▶ _Work to complete_: Report every line below that carries the word "heading".

▶ _Record set_:
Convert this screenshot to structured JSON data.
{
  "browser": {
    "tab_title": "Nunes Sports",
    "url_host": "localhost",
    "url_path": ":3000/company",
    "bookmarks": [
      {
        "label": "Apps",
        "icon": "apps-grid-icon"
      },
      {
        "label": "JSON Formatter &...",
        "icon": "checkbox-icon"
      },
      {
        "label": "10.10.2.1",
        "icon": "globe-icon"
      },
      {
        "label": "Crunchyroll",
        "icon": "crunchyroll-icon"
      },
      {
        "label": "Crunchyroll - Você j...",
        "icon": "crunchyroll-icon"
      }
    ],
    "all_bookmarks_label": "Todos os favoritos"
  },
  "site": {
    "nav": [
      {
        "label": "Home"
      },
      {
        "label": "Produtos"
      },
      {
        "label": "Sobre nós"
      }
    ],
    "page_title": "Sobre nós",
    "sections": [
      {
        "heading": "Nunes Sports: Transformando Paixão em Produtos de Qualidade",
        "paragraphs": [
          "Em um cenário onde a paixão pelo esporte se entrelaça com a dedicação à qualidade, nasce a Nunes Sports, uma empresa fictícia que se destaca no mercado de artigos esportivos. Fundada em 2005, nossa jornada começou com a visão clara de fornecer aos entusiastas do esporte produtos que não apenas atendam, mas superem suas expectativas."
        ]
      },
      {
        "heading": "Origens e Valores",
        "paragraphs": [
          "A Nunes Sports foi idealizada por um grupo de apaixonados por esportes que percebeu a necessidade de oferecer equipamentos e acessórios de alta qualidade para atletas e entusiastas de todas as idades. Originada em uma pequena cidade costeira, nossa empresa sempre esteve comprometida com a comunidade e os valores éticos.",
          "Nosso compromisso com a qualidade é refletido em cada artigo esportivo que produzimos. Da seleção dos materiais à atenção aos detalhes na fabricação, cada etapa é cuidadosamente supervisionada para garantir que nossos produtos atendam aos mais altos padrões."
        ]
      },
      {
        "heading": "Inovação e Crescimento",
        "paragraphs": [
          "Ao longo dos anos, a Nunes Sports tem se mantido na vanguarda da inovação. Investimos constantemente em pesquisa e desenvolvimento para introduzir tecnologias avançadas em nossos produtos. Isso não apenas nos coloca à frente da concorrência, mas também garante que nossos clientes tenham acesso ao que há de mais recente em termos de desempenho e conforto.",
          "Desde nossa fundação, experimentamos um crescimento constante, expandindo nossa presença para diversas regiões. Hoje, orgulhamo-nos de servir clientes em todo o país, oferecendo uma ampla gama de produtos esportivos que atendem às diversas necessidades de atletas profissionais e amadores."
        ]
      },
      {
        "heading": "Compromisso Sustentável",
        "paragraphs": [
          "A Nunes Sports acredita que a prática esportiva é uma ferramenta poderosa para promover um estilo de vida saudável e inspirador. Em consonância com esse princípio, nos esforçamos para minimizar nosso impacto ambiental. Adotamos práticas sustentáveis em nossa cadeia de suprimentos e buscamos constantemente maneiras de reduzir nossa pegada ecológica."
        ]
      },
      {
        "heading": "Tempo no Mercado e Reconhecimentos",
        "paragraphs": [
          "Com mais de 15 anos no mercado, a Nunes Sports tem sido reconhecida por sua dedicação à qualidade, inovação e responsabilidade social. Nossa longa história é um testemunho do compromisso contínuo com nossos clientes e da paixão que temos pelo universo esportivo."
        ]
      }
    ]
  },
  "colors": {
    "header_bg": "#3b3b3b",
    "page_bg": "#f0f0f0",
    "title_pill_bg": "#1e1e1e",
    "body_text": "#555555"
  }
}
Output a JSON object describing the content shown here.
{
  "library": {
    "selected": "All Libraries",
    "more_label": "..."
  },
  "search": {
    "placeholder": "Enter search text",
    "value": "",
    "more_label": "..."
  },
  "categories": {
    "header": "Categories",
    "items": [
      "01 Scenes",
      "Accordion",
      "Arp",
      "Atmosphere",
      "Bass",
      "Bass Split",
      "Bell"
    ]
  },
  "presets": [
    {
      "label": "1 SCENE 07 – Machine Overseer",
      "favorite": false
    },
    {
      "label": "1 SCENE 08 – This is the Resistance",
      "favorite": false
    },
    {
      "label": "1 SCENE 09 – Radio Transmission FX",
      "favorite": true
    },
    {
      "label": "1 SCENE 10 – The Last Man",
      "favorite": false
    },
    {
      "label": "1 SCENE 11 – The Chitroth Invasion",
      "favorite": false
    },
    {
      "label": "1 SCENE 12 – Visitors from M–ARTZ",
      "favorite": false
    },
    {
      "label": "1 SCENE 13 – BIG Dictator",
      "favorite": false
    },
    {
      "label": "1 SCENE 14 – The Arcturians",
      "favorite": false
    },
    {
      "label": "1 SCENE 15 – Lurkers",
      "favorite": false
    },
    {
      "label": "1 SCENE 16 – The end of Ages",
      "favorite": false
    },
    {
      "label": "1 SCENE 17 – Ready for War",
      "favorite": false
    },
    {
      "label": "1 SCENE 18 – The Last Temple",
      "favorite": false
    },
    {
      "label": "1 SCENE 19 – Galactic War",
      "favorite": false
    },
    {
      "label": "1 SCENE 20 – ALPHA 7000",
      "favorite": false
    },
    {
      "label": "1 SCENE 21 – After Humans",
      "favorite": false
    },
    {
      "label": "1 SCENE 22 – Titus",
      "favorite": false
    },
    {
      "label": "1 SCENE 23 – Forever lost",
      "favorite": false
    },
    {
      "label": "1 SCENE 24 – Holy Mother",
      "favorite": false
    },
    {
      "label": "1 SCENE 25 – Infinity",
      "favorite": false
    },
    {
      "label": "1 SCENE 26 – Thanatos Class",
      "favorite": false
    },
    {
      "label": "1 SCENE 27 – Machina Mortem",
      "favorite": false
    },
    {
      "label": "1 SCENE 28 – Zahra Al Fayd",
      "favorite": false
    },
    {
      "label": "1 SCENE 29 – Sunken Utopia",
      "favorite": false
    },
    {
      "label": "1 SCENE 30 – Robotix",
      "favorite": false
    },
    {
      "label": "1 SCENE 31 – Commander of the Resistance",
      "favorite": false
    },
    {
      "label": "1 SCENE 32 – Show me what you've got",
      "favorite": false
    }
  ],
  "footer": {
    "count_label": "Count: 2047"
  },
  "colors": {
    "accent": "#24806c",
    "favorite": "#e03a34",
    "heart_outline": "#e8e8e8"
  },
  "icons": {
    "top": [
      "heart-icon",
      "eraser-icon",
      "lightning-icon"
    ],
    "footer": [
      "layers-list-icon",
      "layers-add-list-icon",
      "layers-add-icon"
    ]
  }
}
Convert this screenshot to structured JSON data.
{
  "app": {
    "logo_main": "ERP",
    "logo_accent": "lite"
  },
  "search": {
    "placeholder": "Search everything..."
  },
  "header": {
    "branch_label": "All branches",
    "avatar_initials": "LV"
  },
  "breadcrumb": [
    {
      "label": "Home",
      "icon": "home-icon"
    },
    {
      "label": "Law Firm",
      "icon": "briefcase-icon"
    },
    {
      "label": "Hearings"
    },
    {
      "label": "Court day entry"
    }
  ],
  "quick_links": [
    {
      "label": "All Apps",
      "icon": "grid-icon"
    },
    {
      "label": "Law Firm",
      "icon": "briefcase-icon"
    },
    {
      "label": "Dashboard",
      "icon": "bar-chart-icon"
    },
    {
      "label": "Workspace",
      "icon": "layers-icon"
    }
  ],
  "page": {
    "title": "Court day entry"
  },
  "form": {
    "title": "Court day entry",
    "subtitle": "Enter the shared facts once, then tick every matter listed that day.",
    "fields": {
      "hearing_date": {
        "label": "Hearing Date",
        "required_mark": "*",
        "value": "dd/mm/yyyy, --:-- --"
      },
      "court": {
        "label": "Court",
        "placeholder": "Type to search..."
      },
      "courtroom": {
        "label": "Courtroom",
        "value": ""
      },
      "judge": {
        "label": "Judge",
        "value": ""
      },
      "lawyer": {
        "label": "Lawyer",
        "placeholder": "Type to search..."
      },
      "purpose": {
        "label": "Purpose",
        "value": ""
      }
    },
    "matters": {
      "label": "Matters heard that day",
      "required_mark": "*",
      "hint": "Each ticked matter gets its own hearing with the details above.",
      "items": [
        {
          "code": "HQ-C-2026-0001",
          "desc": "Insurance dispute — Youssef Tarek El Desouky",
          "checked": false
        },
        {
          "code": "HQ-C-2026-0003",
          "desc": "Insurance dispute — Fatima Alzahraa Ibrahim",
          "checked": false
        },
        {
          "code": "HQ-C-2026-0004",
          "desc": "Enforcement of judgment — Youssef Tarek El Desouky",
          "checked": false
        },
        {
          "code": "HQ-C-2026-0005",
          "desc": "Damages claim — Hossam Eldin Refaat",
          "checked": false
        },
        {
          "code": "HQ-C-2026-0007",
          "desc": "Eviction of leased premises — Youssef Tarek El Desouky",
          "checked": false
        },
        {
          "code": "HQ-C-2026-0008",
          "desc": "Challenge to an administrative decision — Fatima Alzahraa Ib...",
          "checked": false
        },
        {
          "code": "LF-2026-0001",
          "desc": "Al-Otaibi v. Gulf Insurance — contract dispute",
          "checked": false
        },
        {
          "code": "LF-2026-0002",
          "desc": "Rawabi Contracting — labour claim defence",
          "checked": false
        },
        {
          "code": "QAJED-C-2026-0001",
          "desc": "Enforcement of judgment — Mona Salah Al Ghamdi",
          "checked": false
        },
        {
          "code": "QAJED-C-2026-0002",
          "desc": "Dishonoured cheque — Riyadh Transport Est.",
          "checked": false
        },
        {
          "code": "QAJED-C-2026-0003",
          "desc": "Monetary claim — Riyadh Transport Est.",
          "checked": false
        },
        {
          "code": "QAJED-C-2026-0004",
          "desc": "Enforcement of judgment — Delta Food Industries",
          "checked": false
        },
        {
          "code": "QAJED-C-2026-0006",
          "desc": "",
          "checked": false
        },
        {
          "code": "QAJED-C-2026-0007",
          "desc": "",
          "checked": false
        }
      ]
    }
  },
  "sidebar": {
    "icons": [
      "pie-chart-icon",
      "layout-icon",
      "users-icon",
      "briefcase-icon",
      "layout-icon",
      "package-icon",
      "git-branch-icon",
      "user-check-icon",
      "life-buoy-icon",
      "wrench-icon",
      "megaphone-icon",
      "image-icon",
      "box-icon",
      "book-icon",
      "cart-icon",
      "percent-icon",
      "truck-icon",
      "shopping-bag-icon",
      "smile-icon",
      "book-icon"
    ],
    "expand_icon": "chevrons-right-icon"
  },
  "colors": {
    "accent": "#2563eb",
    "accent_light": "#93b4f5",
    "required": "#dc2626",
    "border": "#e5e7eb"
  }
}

▶ _Task solution_:
        "heading": "Nunes Sports: Transformando Paixão em Produtos de Qualidade",
        "heading": "Origens e Valores",
        "heading": "Inovação e Crescimento",
        "heading": "Compromisso Sustentável",
        "heading": "Tempo no Mercado e Reconhecimentos",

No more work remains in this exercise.